* U.S. judge denies bid to dismiss class action
* Case is the second facing traders over 2008 prices
By Terry Baynes
Dec 21 A U.S. judge on Friday refused to dismiss
a lawsuit accusing Arcadia Petroleum, Parnon Energy and two oil
traders of manipulating the price of oil in 2008.
In his order, U.S. District Judge William Pauley of the
Southern District of New York found plausible the lawsuit's
claims that the defendants tried to fix the physical crude oil
market to benefit their financial trading positions.
The class action, consolidating several lawsuits by other
oil traders, is the second faced by traders James Dyer of Parnon
Energy and Nick Wildgoose of Arcadia and the companies.
In April, Pauley denied a motion to dismiss similar
allegations by the U.S. Commodity Futures Trading Commission
regulator in one of the largest-ever oil manipulation cases.
The lawsuits claim that Dyer and Wildgoose, both of whom

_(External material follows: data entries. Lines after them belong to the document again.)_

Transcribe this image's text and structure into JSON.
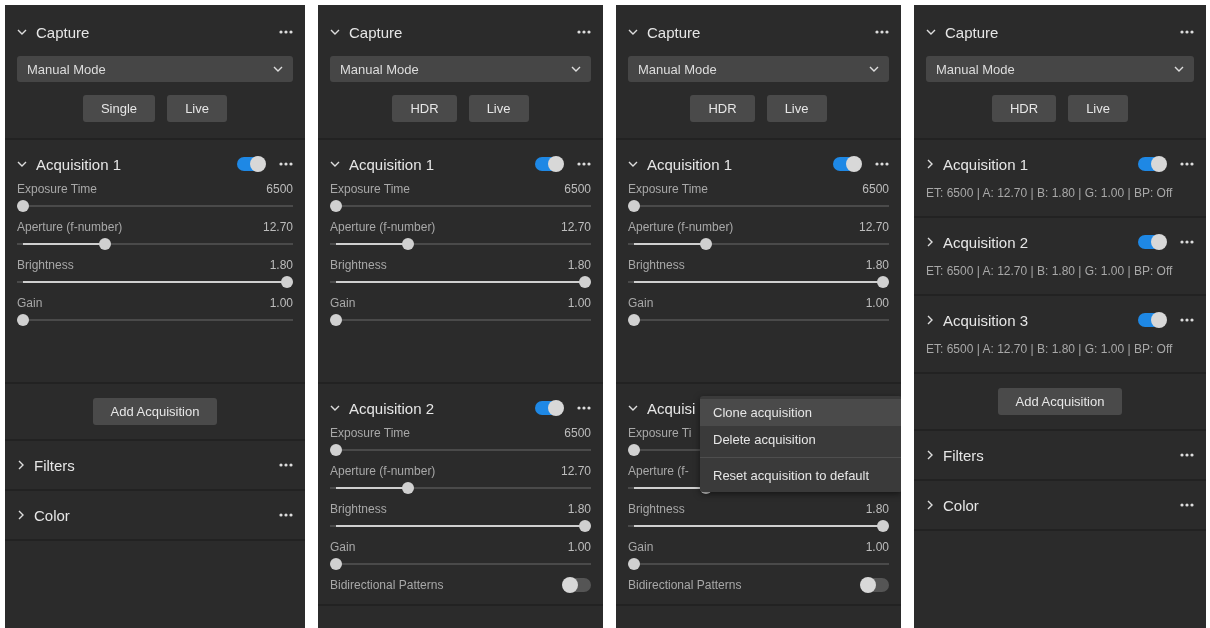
{
  "panels": [
    {
      "sections": [
        {
          "kind": "capture",
          "title": "Capture",
          "expanded": true,
          "mode": "Manual Mode",
          "buttons": [
            "Single",
            "Live"
          ]
        },
        {
          "kind": "acquisition",
          "title": "Acquisition 1",
          "expanded": true,
          "enabled": true,
          "sliders": [
            {
              "label": "Exposure Time",
              "value": "6500",
              "level": 0
            },
            {
              "label": "Aperture (f-number)",
              "value": "12.70",
              "level": 0.31
            },
            {
              "label": "Brightness",
              "value": "1.80",
              "level": 1
            },
            {
              "label": "Gain",
              "value": "1.00",
              "level": 0
            }
          ]
        },
        {
          "kind": "add",
          "button": "Add Acquisition"
        },
        {
          "kind": "group",
          "title": "Filters",
          "expanded": false
        },
        {
          "kind": "group",
          "title": "Color",
          "expanded": false
        }
      ]
    },
    {
      "sections": [
        {
          "kind": "capture",
          "title": "Capture",
          "expanded": true,
          "mode": "Manual Mode",
          "buttons": [
            "HDR",
            "Live"
          ]
        },
        {
          "kind": "acquisition",
          "title": "Acquisition 1",
          "expanded": true,
          "enabled": true,
          "sliders": [
            {
              "label": "Exposure Time",
              "value": "6500",
              "level": 0
            },
            {
              "label": "Aperture (f-number)",
              "value": "12.70",
              "level": 0.29
            },
            {
              "label": "Brightness",
              "value": "1.80",
              "level": 1
            },
            {
              "label": "Gain",
              "value": "1.00",
              "level": 0
            }
          ]
        },
        {
          "kind": "acquisition",
          "title": "Acquisition 2",
          "expanded": true,
          "enabled": true,
          "sliders": [
            {
              "label": "Exposure Time",
              "value": "6500",
              "level": 0
            },
            {
              "label": "Aperture (f-number)",
              "value": "12.70",
              "level": 0.29
            },
            {
              "label": "Brightness",
              "value": "1.80",
              "level": 1
            },
            {
              "label": "Gain",
              "value": "1.00",
              "level": 0
            }
          ],
          "switches": [
            {
              "label": "Bidirectional Patterns",
              "on": false
            }
          ]
        }
      ]
    },
    {
      "sections": [
        {
          "kind": "capture",
          "title": "Capture",
          "expanded": true,
          "mode": "Manual Mode",
          "buttons": [
            "HDR",
            "Live"
          ]
        },
        {
          "kind": "acquisition",
          "title": "Acquisition 1",
          "expanded": true,
          "enabled": true,
          "sliders": [
            {
              "label": "Exposure Time",
              "value": "6500",
              "level": 0
            },
            {
              "label": "Aperture (f-number)",
              "value": "12.70",
              "level": 0.29
            },
            {
              "label": "Brightness",
              "value": "1.80",
              "level": 1
            },
            {
              "label": "Gain",
              "value": "1.00",
              "level": 0
            }
          ]
        },
        {
          "kind": "acquisition",
          "title": "Acquisi",
          "expanded": true,
          "sliders": [
            {
              "label": "Exposure Ti",
              "level": 0
            },
            {
              "label": "Aperture (f-",
              "level": 0.29
            },
            {
              "label": "Brightness",
              "value": "1.80",
              "level": 1
            },
            {
              "label": "Gain",
              "value": "1.00",
              "level": 0
            }
          ],
          "switches": [
            {
              "label": "Bidirectional Patterns",
              "on": false
            }
          ],
          "menu": [
            {
              "label": "Clone acquisition",
              "selected": true,
              "divider_before": false
            },
            {
              "label": "Delete acquisition",
              "selected": false,
              "divider_before": false
            },
            {
              "label": "Reset acquisition to default",
              "selected": false,
              "divider_before": true
            }
          ]
        }
      ]
    },
    {
      "sections": [
        {
          "kind": "capture",
          "title": "Capture",
          "expanded": true,
          "mode": "Manual Mode",
          "buttons": [
            "HDR",
            "Live"
          ]
        },
        {
          "kind": "acquisition",
          "title": "Acquisition 1",
          "expanded": false,
          "enabled": true,
          "summary": "ET: 6500 | A: 12.70 | B: 1.80 | G: 1.00 | BP: Off"
        },
        {
          "kind": "acquisition",
          "title": "Acquisition 2",
          "expanded": false,
          "enabled": true,
          "summary": "ET: 6500 | A: 12.70 | B: 1.80 | G: 1.00 | BP: Off"
        },
        {
          "kind": "acquisition",
          "title": "Acquisition 3",
          "expanded": false,
          "enabled": true,
          "summary": "ET: 6500 | A: 12.70 | B: 1.80 | G: 1.00 | BP: Off"
        },
        {
          "kind": "add",
          "button": "Add Acquisition"
        },
        {
          "kind": "group",
          "title": "Filters",
          "expanded": false
        },
        {
          "kind": "group",
          "title": "Color",
          "expanded": false
        }
      ]
    }
  ]
}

previously worked at BP Plc, amassed large physical
positions at the key U.S. oil trading hub of Cushing, Oklahoma,
to create an impression of tight supplies that would boost
Later they dumped those barrels back onto the market,
causing prices to crash and racking up profits from short
positions they had accrued in futures markets, the suit said.
In denying the defendants' motion to dismiss the suit, the
judge found the allegations "neither bare nor conclusory."
"Plaintiffs' alleged injury - losses from transacting in a
market tainted by price manipulation - is of the type antitrust
laws were intended to prevent," he wrote.
Timothy Carey, a lawyer for the defendants, did not
immediately respond to a request for comment. He argued at a
court hearing in October that plaintiffs failed to make their
claim that the traders intended to monopolize the crude oil
futures market at Cushing.
Arcadia and Parnon are owned by Norwegian billionaire John
Fredriksen. Fredriksen has said the U.S. lawsuit against his oil
trading companies may be a bid to extract revenge for BP's giant
Gulf of Mexico oil spill in 2010, by targeting the former BP
Arcadia has argued the traders never held enough oil to
influence global prices.
The case is In re: Crude oil commodities futures litigation
in U.S. District Court for the Southern District of New York,
No. 11- 03679.